AH: While you were at Academy of Art University, did you ever think that you were going to launch your own shopping platform?

KD: No, I actually never in a million years thought that I would have built a tech platform for commerce. Some days, I’m still surprised at the path my career took.

AH: Have you always been socially and environmentally conscious?

KD: No, I actually became much more conscious of what I was eating and the products I was using after my mother found out she had breast cancer. My entire family had to reevaluate the products we used daily—it was quite a scare for all of us.

AH: Is there a story behind the company name EcoHabitude?

KD: I thought habitude was a cool word, sort of like habit and attitude. It’s really a frame of mind or a close association to something. I think the person who is shopping on my platform is someone who values quality over quantity.

They really care about what they’re putting on, what they’re eating, and how they’re living their lives. They take time to understand what’s in products. They live with a social conscience, and they are willing to spend a little more on quality brands.


Screen Shot 2016-02-09 at 4.17.03 PM

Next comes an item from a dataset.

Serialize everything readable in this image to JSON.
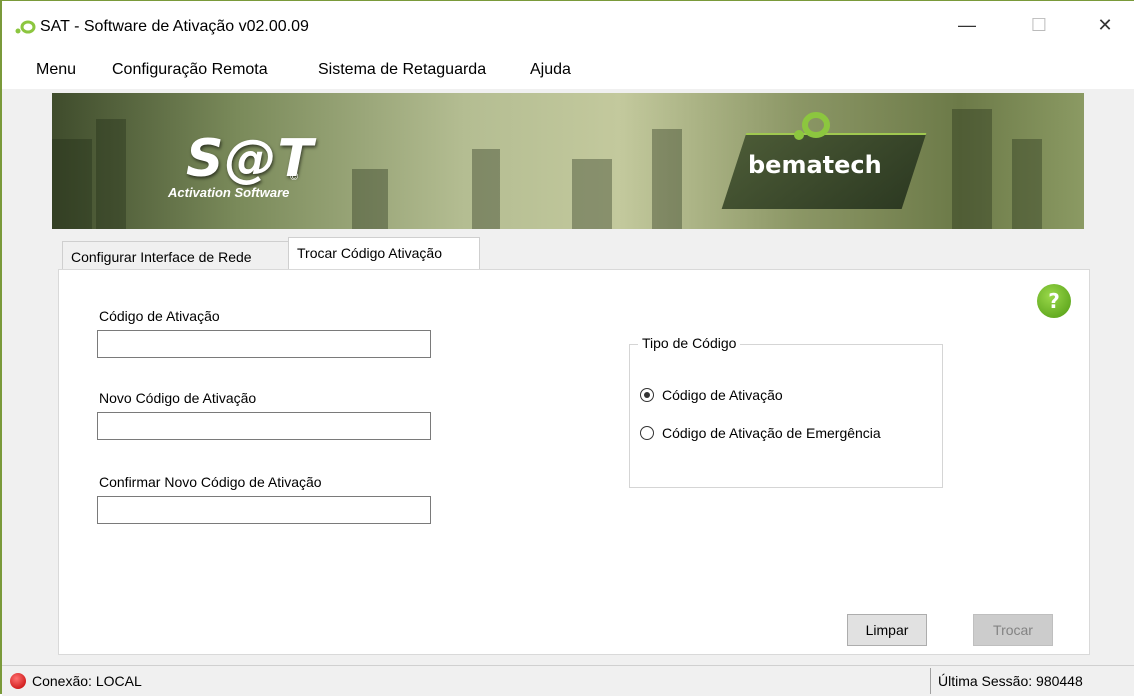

AH: EcoHabitude pioneered the product footprint. How does this tagging system shape the way consumers shop the marketplace?

KD: Consumers are able to shop based on their values. A vegan, for example, is able to search easily for cruelty free beauty products. Someone who wants locally made gourmet food items can easily discover local brands they may not find in Whole Foods, or someone who cares about brands that give back can easily purchase from companies that are making a social impact. We make it easy to discover cool brands that aren’t mainstream—they’re well curated and you can shop based on what’s most important to you.

AH: What was the most difficult part of launching a start-up?

KD: Raising capital was one of the more challenging parts, as well as putting together and hiring the right team that helped build the company. But ironically, those two things are also my biggest accomplishments.

AH: What types of eco-friendly, socially conscious products are missing in the marketplace?  

KD: I think more fashion forward sustainable clothing brands are desperately needed. The fashion industry has been the slowest to the game, but I think in the next five years, we’re going to see more ethical brands popping up and following suit with Gucci and other big luxury houses who have begun producing more sustainable fashion collections.

AH: What are your favorite ethical and/or sustainable brands? 

KD: I love Reformation right now—they’ve been putting out some great pieces! I’m a huge beauty buff, so there’s so many natural beauty brands I’m loving. A few of my favorites are Buck Naked soaps, Au Natural Organics, Painted Earth Skincare and Cosmetics, and Blair Lauren Brown who makes some of my favorite jewelry pieces.

Photo courtesy of AM Media Group
Photo courtesy of AM Media Group

AH: What is your average workday like? 

KD: It changes day to day because we’re a startup — I have a small team of seven so we have to be flexible and be jacks-of-all-trades. Some days are busy and others are chill. Right now, I’m raising our next round of funding (Series A), so I’ve been traveling more frequently between the East and West Coast. I usually get into the office by eight a.m. and try to get as much of my emails and work done before the rest of the team gets in. Some days we have our brands, bloggers, and editors stop by, which is always fun.

AH: What can we expect from EcoHabitude in 2016?

KD: We’re really a bunch of tech junkies that love building stuff. So you can expect to see some cool new features for our shoppers and sellers. We’re also looking to tremendously increase the number of brands and products on the site this year. We currently open anywhere from 18-30 new stores a week. Also, expect some pop-up shops during the summer and holidays on both coasts.

AH: If you had to describe yourself with a song title or lyric, what would it be?

KD: I’m a big Fleetwood Mac fan because of my mother, so I’d pick “Gypsy.” The lyric’s go: “Lightning strikes, maybe once maybe twice. And it all comes down to you. Oh, oh well it all comes down to you.”

You have to make your own luck and seize opportunities when they arise. I’ve always been an advocate for that in my life, and have always felt a bit like a gypsy anyway.


Written by Angela Han